(Dataset records)
== Segment start ==

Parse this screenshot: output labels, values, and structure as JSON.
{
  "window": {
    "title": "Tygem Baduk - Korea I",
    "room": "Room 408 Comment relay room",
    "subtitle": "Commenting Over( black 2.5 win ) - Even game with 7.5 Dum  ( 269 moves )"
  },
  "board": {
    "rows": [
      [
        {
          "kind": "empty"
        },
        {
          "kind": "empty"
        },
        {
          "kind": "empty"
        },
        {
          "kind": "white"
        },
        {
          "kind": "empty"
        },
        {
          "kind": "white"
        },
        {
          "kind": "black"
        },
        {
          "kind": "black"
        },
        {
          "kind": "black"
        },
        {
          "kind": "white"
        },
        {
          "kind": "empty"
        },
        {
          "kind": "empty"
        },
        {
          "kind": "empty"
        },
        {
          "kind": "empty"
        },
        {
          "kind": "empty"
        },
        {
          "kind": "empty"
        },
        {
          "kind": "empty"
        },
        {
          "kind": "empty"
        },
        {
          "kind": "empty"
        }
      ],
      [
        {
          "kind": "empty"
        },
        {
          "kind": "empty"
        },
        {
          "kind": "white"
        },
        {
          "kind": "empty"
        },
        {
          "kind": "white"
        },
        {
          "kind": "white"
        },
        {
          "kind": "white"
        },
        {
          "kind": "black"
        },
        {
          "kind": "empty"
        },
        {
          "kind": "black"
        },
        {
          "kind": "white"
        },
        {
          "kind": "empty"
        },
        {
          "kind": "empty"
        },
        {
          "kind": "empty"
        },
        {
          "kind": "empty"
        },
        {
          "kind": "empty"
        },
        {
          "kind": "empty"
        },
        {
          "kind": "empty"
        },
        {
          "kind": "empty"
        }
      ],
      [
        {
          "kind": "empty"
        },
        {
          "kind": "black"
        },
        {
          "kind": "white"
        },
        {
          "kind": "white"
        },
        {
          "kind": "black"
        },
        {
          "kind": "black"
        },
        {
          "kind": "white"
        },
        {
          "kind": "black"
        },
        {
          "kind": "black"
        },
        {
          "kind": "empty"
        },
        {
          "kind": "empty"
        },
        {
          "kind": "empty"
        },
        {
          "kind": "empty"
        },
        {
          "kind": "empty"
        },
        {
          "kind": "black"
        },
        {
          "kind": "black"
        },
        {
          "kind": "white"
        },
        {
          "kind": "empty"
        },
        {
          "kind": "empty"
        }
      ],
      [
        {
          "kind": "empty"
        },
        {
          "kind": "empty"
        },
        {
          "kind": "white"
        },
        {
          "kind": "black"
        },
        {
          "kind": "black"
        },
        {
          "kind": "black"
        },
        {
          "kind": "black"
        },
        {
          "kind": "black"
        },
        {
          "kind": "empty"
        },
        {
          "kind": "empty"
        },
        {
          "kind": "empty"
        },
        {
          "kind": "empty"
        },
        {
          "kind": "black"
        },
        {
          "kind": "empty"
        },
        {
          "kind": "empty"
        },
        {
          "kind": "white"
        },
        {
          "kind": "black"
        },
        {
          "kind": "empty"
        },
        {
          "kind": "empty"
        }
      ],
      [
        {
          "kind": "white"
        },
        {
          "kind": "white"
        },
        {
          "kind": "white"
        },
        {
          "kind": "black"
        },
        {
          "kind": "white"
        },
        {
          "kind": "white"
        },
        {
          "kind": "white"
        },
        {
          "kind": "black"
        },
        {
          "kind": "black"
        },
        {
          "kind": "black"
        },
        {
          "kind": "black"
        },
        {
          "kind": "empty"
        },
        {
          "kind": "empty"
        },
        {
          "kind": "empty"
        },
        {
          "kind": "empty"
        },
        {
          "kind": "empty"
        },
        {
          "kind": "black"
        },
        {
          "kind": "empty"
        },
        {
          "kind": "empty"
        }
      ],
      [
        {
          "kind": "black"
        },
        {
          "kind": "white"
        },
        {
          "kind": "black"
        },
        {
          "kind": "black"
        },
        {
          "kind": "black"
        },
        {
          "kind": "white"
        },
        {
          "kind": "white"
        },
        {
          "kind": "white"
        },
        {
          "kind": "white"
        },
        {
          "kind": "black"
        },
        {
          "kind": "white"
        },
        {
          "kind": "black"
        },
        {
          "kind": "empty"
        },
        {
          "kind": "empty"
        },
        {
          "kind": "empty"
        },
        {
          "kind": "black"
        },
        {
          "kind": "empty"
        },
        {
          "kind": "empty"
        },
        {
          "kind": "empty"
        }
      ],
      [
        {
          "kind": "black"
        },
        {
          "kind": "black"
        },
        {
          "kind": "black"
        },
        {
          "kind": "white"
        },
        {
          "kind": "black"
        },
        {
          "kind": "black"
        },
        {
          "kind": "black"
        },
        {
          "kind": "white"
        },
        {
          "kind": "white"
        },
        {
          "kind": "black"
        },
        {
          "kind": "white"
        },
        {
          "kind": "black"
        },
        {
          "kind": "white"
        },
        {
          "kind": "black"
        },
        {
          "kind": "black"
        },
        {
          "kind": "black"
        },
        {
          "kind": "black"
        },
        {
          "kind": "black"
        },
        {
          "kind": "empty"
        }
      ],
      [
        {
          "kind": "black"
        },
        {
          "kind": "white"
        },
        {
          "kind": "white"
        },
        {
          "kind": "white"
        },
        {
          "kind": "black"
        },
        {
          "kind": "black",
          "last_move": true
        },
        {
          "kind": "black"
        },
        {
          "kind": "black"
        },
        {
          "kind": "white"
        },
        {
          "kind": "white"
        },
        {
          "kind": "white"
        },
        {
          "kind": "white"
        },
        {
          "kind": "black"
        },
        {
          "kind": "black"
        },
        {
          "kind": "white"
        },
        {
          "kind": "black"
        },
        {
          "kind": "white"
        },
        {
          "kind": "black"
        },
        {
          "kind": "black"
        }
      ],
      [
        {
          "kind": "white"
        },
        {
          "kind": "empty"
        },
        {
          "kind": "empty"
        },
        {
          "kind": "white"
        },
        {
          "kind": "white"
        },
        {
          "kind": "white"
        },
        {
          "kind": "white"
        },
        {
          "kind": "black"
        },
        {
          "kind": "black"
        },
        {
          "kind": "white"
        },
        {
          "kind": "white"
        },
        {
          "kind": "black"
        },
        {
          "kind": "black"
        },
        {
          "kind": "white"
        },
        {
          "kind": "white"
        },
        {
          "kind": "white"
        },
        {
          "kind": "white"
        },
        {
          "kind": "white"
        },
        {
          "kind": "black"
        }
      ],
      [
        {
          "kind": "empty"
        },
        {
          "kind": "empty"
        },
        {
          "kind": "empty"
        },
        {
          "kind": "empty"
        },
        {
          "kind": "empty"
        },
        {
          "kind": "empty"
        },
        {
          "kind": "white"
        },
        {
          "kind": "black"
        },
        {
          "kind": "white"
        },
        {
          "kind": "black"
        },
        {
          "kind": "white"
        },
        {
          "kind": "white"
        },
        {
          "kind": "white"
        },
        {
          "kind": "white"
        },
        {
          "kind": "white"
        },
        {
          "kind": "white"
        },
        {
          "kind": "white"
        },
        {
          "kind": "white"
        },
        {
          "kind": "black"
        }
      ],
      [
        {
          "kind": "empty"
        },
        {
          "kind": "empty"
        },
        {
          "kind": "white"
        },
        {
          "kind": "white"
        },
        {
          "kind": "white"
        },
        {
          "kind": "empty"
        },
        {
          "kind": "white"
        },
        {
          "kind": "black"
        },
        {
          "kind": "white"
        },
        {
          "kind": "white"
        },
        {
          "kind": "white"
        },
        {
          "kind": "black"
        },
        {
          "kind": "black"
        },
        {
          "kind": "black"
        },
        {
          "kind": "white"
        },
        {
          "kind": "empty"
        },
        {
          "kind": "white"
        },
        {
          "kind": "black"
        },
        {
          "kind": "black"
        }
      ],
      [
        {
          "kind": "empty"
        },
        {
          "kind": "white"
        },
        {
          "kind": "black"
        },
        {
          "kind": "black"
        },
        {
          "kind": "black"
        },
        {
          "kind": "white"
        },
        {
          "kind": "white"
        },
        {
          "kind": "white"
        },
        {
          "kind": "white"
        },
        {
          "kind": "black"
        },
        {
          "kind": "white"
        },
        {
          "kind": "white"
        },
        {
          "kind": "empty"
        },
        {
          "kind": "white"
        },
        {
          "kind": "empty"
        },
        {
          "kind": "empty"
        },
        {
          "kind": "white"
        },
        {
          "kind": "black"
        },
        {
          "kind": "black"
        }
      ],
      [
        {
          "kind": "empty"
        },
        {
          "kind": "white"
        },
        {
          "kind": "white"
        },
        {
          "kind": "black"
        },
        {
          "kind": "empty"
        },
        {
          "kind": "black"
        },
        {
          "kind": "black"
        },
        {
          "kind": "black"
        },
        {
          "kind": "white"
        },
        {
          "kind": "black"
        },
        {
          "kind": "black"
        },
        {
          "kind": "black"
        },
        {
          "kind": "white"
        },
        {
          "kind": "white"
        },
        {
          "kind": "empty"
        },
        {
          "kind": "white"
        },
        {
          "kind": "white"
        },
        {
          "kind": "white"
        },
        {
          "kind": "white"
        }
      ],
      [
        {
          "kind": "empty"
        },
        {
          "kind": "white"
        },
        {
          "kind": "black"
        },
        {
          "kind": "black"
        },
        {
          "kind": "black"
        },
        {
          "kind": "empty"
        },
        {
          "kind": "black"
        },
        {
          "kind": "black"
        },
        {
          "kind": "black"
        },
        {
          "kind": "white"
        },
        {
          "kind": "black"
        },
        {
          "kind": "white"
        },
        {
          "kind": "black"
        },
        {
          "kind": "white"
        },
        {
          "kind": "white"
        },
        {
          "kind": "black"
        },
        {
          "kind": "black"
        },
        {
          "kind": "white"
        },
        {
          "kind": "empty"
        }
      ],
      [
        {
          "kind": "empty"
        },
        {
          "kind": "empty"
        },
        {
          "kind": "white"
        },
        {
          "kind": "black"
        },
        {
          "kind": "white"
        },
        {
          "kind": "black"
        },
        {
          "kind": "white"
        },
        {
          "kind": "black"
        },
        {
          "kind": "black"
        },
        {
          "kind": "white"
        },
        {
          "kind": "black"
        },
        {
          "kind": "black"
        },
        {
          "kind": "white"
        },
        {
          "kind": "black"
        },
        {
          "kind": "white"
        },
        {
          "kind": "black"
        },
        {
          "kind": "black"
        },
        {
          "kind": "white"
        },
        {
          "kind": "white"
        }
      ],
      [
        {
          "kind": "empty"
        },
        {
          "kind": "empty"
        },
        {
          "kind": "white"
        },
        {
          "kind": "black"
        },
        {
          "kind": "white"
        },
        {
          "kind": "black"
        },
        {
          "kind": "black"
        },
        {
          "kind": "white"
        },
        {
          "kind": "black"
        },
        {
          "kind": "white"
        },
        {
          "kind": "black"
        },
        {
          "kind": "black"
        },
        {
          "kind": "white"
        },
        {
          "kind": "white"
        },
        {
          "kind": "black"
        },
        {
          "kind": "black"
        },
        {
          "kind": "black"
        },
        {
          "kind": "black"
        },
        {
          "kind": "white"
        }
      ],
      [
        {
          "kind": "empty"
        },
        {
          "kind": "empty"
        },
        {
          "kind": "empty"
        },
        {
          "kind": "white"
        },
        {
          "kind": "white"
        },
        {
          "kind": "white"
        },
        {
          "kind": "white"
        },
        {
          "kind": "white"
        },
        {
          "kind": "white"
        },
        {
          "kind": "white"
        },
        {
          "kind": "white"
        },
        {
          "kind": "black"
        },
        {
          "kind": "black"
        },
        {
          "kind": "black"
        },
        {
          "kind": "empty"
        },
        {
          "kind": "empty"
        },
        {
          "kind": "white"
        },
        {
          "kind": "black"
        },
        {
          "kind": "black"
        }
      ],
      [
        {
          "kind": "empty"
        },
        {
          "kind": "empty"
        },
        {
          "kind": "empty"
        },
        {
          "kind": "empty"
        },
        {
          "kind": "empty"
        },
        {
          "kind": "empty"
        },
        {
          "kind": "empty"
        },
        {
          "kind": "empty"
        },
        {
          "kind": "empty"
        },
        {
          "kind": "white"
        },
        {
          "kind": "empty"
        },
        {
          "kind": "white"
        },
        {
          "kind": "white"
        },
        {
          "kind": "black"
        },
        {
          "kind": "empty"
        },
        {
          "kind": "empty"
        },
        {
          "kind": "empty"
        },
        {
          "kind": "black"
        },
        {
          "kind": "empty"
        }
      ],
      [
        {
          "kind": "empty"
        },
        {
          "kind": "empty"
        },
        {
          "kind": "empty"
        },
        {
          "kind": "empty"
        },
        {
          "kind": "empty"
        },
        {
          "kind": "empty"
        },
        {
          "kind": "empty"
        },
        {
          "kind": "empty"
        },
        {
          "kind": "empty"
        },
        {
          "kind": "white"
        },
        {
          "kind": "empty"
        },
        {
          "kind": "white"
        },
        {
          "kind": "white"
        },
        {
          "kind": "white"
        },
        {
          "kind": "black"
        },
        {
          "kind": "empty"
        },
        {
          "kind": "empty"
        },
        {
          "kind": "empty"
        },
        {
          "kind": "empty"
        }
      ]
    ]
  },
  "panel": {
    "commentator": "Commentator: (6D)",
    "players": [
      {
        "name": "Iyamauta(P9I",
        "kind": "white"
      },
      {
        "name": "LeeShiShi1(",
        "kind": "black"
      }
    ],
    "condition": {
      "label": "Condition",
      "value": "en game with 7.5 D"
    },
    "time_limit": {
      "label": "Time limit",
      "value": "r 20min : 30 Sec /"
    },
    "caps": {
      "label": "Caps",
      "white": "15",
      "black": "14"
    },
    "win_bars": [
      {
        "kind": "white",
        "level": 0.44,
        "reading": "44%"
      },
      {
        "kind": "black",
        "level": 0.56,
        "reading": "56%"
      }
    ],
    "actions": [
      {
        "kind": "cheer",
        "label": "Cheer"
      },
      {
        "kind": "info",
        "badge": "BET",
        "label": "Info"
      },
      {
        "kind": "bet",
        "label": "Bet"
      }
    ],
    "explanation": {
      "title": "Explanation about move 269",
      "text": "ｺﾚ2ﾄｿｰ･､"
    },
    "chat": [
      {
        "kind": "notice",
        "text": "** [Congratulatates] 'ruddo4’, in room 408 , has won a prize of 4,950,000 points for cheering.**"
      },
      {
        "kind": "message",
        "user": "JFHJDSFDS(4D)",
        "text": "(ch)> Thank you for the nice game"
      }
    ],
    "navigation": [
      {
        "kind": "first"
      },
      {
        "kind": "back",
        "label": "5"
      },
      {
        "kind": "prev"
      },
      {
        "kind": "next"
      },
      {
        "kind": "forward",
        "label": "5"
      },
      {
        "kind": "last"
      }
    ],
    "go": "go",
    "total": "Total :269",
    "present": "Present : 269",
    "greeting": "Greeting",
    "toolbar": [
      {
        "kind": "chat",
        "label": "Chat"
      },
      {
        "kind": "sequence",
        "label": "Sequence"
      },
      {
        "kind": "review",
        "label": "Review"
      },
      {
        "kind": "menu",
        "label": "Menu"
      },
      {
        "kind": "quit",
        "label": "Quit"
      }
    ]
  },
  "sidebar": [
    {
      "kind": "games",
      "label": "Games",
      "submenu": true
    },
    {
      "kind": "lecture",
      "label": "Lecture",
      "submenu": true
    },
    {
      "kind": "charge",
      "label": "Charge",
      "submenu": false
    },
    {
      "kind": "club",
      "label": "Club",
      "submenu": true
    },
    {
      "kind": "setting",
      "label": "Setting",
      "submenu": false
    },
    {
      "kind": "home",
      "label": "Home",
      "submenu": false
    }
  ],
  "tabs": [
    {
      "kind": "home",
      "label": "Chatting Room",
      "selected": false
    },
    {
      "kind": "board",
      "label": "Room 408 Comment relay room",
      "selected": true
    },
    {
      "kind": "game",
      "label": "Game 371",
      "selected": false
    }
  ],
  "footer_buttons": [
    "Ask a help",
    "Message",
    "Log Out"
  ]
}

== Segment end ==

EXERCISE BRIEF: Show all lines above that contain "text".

OUTPUT FOR THIS EXERCISE:
      "text": "ｺﾚ2ﾄｿｰ･､"
        "text": "** [Congratulatates] 'ruddo4’, in room 408 , has won a prize of 4,950,000 points for cheering.**"
        "text": "(ch)> Thank you for the nice game"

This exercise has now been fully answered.